Problem to work on:
What is needed is an exact copy of the entries below, with the pictures left out.

-- Opening Marker --

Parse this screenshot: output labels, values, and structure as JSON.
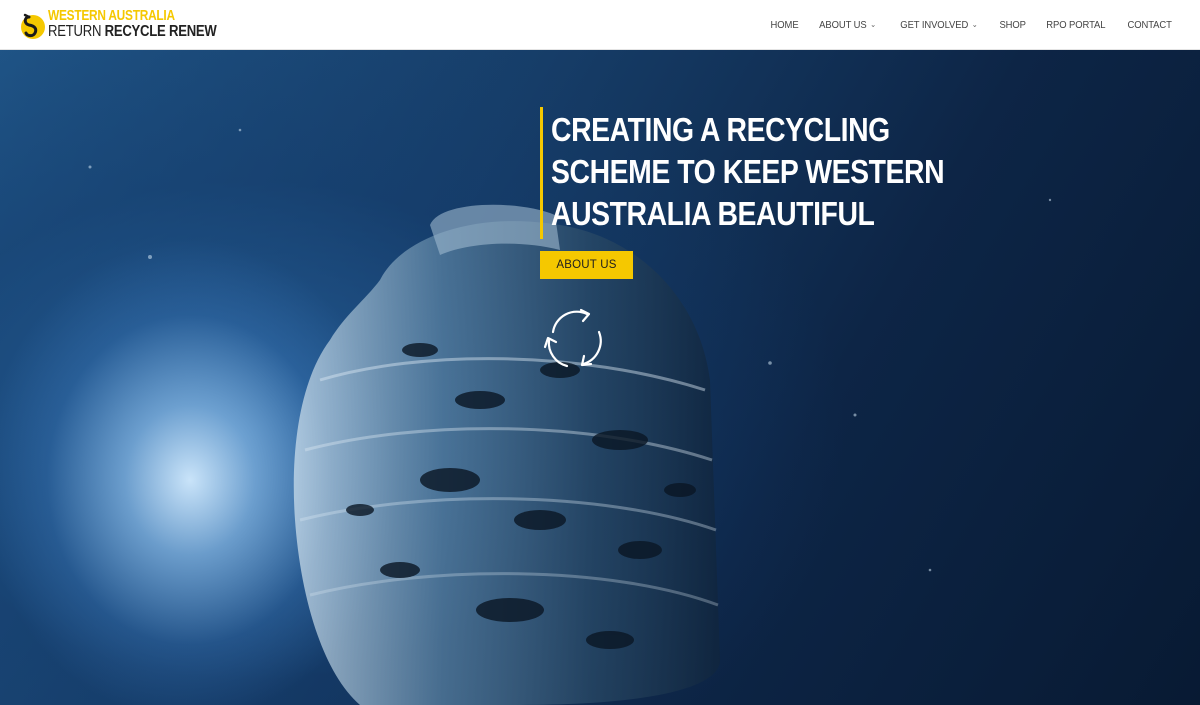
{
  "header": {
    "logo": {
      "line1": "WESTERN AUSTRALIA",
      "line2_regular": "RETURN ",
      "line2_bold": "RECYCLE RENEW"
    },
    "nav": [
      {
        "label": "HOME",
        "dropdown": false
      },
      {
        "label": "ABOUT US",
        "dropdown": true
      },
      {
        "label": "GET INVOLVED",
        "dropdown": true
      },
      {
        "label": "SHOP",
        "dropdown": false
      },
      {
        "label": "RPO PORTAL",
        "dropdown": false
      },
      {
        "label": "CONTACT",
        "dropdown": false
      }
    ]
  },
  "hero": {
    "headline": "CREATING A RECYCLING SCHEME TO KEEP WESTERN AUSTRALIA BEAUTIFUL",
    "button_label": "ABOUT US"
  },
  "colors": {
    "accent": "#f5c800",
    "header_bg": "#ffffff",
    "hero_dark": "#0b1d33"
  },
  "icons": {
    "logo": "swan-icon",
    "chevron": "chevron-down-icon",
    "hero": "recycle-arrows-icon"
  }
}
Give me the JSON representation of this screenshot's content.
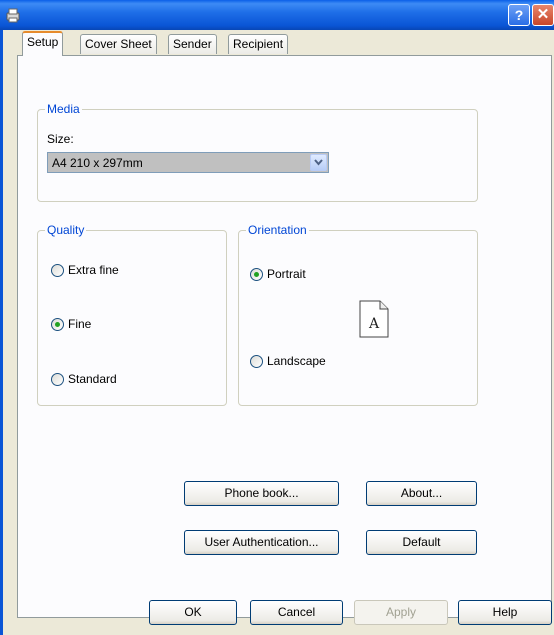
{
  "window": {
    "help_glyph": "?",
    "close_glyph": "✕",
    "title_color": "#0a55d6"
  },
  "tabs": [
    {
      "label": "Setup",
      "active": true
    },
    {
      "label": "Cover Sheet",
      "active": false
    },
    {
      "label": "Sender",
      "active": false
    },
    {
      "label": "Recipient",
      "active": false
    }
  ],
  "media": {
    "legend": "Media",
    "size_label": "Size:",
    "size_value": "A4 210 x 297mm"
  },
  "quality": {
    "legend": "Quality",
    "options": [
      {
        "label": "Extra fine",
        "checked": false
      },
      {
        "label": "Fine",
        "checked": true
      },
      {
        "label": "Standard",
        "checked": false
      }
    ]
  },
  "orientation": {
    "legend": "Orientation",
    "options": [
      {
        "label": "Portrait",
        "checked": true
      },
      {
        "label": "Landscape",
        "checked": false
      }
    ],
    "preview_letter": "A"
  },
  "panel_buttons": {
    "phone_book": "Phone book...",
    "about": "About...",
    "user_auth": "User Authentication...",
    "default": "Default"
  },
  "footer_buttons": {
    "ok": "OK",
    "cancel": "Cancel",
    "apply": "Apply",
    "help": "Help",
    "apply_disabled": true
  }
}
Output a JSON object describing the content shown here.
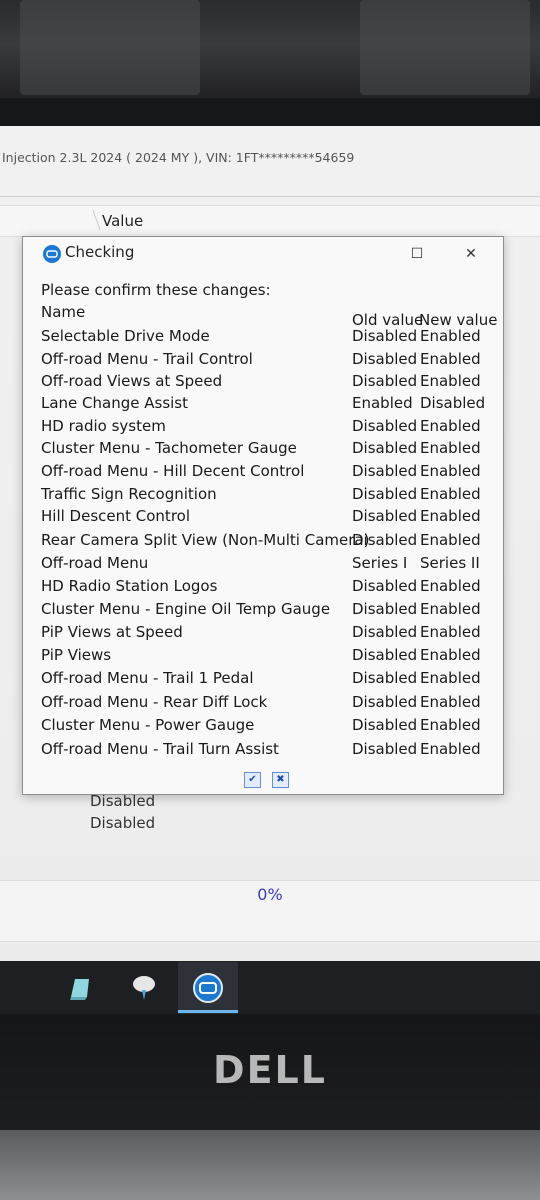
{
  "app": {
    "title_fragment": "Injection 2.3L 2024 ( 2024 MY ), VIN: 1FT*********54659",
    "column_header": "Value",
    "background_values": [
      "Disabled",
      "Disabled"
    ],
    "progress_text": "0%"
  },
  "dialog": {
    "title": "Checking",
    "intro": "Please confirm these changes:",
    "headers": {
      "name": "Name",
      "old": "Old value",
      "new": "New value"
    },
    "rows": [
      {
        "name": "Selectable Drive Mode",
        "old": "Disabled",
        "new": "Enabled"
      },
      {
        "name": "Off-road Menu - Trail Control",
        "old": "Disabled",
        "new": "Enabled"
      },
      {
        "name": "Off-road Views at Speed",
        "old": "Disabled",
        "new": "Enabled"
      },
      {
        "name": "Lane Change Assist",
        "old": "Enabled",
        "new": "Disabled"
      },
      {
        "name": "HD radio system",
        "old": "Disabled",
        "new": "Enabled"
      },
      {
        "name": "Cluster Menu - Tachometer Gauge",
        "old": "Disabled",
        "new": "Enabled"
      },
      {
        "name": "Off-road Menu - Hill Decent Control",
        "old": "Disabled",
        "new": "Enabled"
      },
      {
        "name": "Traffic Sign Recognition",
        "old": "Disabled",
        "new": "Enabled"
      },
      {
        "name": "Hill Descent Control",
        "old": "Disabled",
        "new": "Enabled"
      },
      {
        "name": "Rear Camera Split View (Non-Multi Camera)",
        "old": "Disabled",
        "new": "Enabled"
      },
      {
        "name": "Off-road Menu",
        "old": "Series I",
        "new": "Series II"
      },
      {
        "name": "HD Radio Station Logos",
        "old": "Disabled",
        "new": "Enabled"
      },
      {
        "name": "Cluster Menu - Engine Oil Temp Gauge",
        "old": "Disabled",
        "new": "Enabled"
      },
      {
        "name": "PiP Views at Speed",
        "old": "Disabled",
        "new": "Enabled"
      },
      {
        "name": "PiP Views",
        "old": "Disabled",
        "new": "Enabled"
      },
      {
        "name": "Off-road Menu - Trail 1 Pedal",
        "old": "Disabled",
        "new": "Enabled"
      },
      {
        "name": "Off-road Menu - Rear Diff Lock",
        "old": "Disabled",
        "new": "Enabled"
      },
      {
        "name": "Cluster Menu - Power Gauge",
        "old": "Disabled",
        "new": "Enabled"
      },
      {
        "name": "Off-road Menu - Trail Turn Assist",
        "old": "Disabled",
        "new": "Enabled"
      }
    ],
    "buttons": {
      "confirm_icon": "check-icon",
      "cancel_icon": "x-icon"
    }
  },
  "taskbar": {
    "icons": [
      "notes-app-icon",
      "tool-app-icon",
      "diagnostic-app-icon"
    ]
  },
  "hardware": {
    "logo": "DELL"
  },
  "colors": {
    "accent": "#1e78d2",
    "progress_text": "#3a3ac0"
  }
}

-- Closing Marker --

Response area:
Parse this screenshot: output labels, values, and structure as JSON.
{
  "header": {
    "logo": {
      "line1": "WESTERN AUSTRALIA",
      "line2_regular": "RETURN ",
      "line2_bold": "RECYCLE RENEW"
    },
    "nav": [
      {
        "label": "HOME",
        "dropdown": false
      },
      {
        "label": "ABOUT US",
        "dropdown": true
      },
      {
        "label": "GET INVOLVED",
        "dropdown": true
      },
      {
        "label": "SHOP",
        "dropdown": false
      },
      {
        "label": "RPO PORTAL",
        "dropdown": false
      },
      {
        "label": "CONTACT",
        "dropdown": false
      }
    ]
  },
  "hero": {
    "headline": "CREATING A RECYCLING SCHEME TO KEEP WESTERN AUSTRALIA BEAUTIFUL",
    "button_label": "ABOUT US"
  },
  "colors": {
    "accent": "#f5c800",
    "header_bg": "#ffffff",
    "hero_dark": "#0b1d33"
  },
  "icons": {
    "logo": "swan-icon",
    "chevron": "chevron-down-icon",
    "hero": "recycle-arrows-icon"
  }
}
Give me the JSON representation of this screenshot's content.
{
  "window": {
    "help_glyph": "?",
    "close_glyph": "✕",
    "title_color": "#0a55d6"
  },
  "tabs": [
    {
      "label": "Setup",
      "active": true
    },
    {
      "label": "Cover Sheet",
      "active": false
    },
    {
      "label": "Sender",
      "active": false
    },
    {
      "label": "Recipient",
      "active": false
    }
  ],
  "media": {
    "legend": "Media",
    "size_label": "Size:",
    "size_value": "A4 210 x 297mm"
  },
  "quality": {
    "legend": "Quality",
    "options": [
      {
        "label": "Extra fine",
        "checked": false
      },
      {
        "label": "Fine",
        "checked": true
      },
      {
        "label": "Standard",
        "checked": false
      }
    ]
  },
  "orientation": {
    "legend": "Orientation",
    "options": [
      {
        "label": "Portrait",
        "checked": true
      },
      {
        "label": "Landscape",
        "checked": false
      }
    ],
    "preview_letter": "A"
  },
  "panel_buttons": {
    "phone_book": "Phone book...",
    "about": "About...",
    "user_auth": "User Authentication...",
    "default": "Default"
  },
  "footer_buttons": {
    "ok": "OK",
    "cancel": "Cancel",
    "apply": "Apply",
    "help": "Help",
    "apply_disabled": true
  }
}
Output a JSON object describing the content shown here.
{
  "app": {
    "title_fragment": "Injection 2.3L 2024 ( 2024 MY ), VIN: 1FT*********54659",
    "column_header": "Value",
    "background_values": [
      "Disabled",
      "Disabled"
    ],
    "progress_text": "0%"
  },
  "dialog": {
    "title": "Checking",
    "intro": "Please confirm these changes:",
    "headers": {
      "name": "Name",
      "old": "Old value",
      "new": "New value"
    },
    "rows": [
      {
        "name": "Selectable Drive Mode",
        "old": "Disabled",
        "new": "Enabled"
      },
      {
        "name": "Off-road Menu - Trail Control",
        "old": "Disabled",
        "new": "Enabled"
      },
      {
        "name": "Off-road Views at Speed",
        "old": "Disabled",
        "new": "Enabled"
      },
      {
        "name": "Lane Change Assist",
        "old": "Enabled",
        "new": "Disabled"
      },
      {
        "name": "HD radio system",
        "old": "Disabled",
        "new": "Enabled"
      },
      {
        "name": "Cluster Menu - Tachometer Gauge",
        "old": "Disabled",
        "new": "Enabled"
      },
      {
        "name": "Off-road Menu - Hill Decent Control",
        "old": "Disabled",
        "new": "Enabled"
      },
      {
        "name": "Traffic Sign Recognition",
        "old": "Disabled",
        "new": "Enabled"
      },
      {
        "name": "Hill Descent Control",
        "old": "Disabled",
        "new": "Enabled"
      },
      {
        "name": "Rear Camera Split View (Non-Multi Camera)",
        "old": "Disabled",
        "new": "Enabled"
      },
      {
        "name": "Off-road Menu",
        "old": "Series I",
        "new": "Series II"
      },
      {
        "name": "HD Radio Station Logos",
        "old": "Disabled",
        "new": "Enabled"
      },
      {
        "name": "Cluster Menu - Engine Oil Temp Gauge",
        "old": "Disabled",
        "new": "Enabled"
      },
      {
        "name": "PiP Views at Speed",
        "old": "Disabled",
        "new": "Enabled"
      },
      {
        "name": "PiP Views",
        "old": "Disabled",
        "new": "Enabled"
      },
      {
        "name": "Off-road Menu - Trail 1 Pedal",
        "old": "Disabled",
        "new": "Enabled"
      },
      {
        "name": "Off-road Menu - Rear Diff Lock",
        "old": "Disabled",
        "new": "Enabled"
      },
      {
        "name": "Cluster Menu - Power Gauge",
        "old": "Disabled",
        "new": "Enabled"
      },
      {
        "name": "Off-road Menu - Trail Turn Assist",
        "old": "Disabled",
        "new": "Enabled"
      }
    ],
    "buttons": {
      "confirm_icon": "check-icon",
      "cancel_icon": "x-icon"
    }
  },
  "taskbar": {
    "icons": [
      "notes-app-icon",
      "tool-app-icon",
      "diagnostic-app-icon"
    ]
  },
  "hardware": {
    "logo": "DELL"
  },
  "colors": {
    "accent": "#1e78d2",
    "progress_text": "#3a3ac0"
  }
}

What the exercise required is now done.